§ **Task item**: Where the string "Sharpen" shows up in a line of the records, copy that line.
....
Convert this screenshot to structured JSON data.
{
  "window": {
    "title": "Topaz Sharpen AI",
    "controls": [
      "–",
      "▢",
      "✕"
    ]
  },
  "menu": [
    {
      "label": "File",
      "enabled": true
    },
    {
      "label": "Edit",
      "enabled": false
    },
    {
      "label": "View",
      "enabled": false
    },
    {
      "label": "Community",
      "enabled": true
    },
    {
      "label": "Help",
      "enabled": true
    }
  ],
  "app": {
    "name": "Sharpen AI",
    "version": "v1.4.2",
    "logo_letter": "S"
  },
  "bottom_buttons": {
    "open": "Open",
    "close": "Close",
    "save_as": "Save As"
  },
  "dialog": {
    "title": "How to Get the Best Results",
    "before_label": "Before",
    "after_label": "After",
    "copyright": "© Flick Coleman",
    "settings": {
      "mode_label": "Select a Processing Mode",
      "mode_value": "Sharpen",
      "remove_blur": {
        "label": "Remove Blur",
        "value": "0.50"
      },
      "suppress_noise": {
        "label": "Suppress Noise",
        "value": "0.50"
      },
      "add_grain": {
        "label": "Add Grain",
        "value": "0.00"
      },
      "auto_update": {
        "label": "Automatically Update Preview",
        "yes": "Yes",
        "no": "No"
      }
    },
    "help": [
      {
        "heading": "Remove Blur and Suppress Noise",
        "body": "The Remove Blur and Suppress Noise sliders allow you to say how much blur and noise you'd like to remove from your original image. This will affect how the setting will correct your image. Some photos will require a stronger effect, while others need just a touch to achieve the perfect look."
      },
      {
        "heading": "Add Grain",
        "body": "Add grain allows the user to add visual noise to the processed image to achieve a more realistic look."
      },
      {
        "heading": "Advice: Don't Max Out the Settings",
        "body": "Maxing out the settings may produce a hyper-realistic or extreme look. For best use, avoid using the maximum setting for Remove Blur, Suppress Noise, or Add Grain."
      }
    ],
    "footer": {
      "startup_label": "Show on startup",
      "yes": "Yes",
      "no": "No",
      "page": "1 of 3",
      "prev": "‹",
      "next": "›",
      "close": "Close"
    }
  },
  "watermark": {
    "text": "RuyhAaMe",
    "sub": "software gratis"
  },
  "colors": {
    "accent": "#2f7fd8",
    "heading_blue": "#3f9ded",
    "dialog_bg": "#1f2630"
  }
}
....
§ **Exercise output**:
    "title": "Topaz Sharpen AI",
    "name": "Sharpen AI",
      "mode_value": "Sharpen",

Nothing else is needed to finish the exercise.